-- Data for analysis follows --

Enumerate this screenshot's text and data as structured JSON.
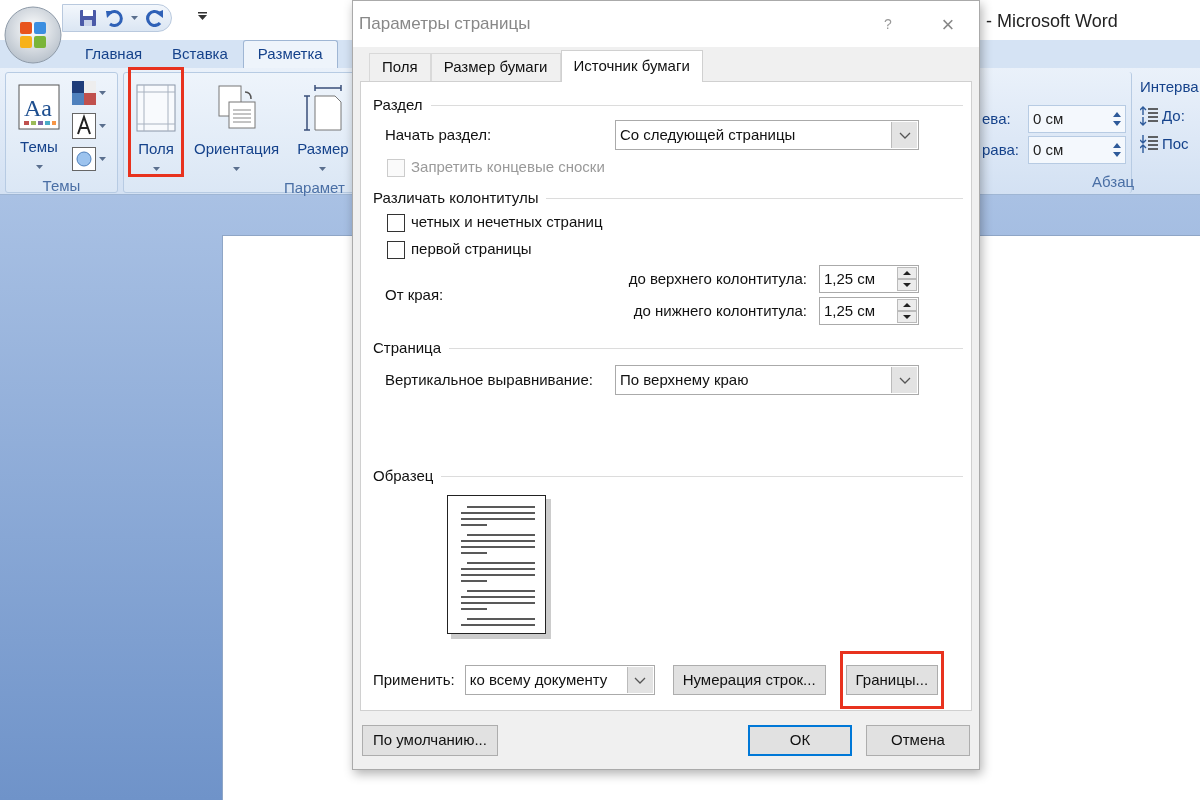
{
  "word": {
    "title": "- Microsoft Word",
    "ribbon_tabs": [
      {
        "label": "Главная",
        "selected": false
      },
      {
        "label": "Вставка",
        "selected": false
      },
      {
        "label": "Разметка",
        "selected": true
      }
    ],
    "ribbon_groups": [
      {
        "label": "Темы",
        "buttons": [
          {
            "label": "Темы",
            "kind": "themes",
            "icon_text": "Aa",
            "highlighted": false
          }
        ]
      },
      {
        "label": "Парамет",
        "buttons": [
          {
            "label": "Поля",
            "kind": "margins",
            "highlighted": true
          },
          {
            "label": "Ориентация",
            "kind": "orientation",
            "highlighted": false
          },
          {
            "label": "Размер",
            "kind": "size",
            "highlighted": false
          }
        ]
      }
    ],
    "indent_fields": [
      {
        "label": "ева:",
        "value": "0 см"
      },
      {
        "label": "рава:",
        "value": "0 см"
      }
    ],
    "paragraph_group_label": "Абзац",
    "spacing_group": {
      "label": "Интерва",
      "items": [
        {
          "label": "До:",
          "kind": "before"
        },
        {
          "label": "Пос",
          "kind": "after"
        }
      ]
    }
  },
  "dialog": {
    "title": "Параметры страницы",
    "help": "?",
    "close": "×",
    "tabs": [
      {
        "label": "Поля",
        "selected": false
      },
      {
        "label": "Размер бумаги",
        "selected": false
      },
      {
        "label": "Источник бумаги",
        "selected": true
      }
    ],
    "section_start": {
      "heading": "Раздел",
      "label": "Начать раздел:",
      "value": "Со следующей страницы",
      "suppress_endnotes": {
        "label": "Запретить концевые сноски",
        "checked": false,
        "disabled": true
      }
    },
    "headers_footers": {
      "heading": "Различать колонтитулы",
      "options": [
        {
          "label": "четных и нечетных страниц",
          "checked": false
        },
        {
          "label": "первой страницы",
          "checked": false
        }
      ],
      "from_edge_label": "От края:",
      "distances": [
        {
          "label": "до верхнего колонтитула:",
          "value": "1,25 см"
        },
        {
          "label": "до нижнего колонтитула:",
          "value": "1,25 см"
        }
      ]
    },
    "page": {
      "heading": "Страница",
      "label": "Вертикальное выравнивание:",
      "value": "По верхнему краю"
    },
    "preview": {
      "heading": "Образец"
    },
    "apply": {
      "label": "Применить:",
      "value": "ко всему документу"
    },
    "panel_buttons": [
      {
        "label": "Нумерация строк...",
        "highlighted": false
      },
      {
        "label": "Границы...",
        "highlighted": true
      }
    ],
    "footer_buttons": [
      {
        "label": "По умолчанию...",
        "default": false
      },
      {
        "label": "ОК",
        "default": true
      },
      {
        "label": "Отмена",
        "default": false
      }
    ]
  }
}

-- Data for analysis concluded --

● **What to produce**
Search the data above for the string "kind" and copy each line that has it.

● **Task output**
            "kind": "themes",
            "kind": "margins",
            "kind": "orientation",
            "kind": "size",
          "kind": "before"
          "kind": "after"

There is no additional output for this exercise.